- [TO DO]:
Each entry must appear in the answer exactly as given.

Component data from apps and pages
....

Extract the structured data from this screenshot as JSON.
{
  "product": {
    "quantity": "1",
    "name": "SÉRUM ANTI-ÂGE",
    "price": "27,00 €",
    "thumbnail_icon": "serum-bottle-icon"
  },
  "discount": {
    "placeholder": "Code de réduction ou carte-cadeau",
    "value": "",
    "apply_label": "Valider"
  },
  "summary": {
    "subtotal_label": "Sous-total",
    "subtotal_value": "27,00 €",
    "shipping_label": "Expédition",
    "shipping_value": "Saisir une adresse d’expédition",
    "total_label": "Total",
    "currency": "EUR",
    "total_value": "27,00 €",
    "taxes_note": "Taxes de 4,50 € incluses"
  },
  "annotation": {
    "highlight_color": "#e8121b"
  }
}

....

- [RESPONSE AREA]:
Extract the structured data from this screenshot as JSON.
{
  "product": {
    "quantity": "1",
    "name": "SÉRUM ANTI-ÂGE",
    "price": "27,00 €",
    "thumbnail_icon": "serum-bottle-icon"
  },
  "discount": {
    "placeholder": "Code de réduction ou carte-cadeau",
    "value": "",
    "apply_label": "Valider"
  },
  "summary": {
    "subtotal_label": "Sous-total",
    "subtotal_value": "27,00 €",
    "shipping_label": "Expédition",
    "shipping_value": "Saisir une adresse d’expédition",
    "total_label": "Total",
    "currency": "EUR",
    "total_value": "27,00 €",
    "taxes_note": "Taxes de 4,50 € incluses"
  },
  "annotation": {
    "highlight_color": "#e8121b"
  }
}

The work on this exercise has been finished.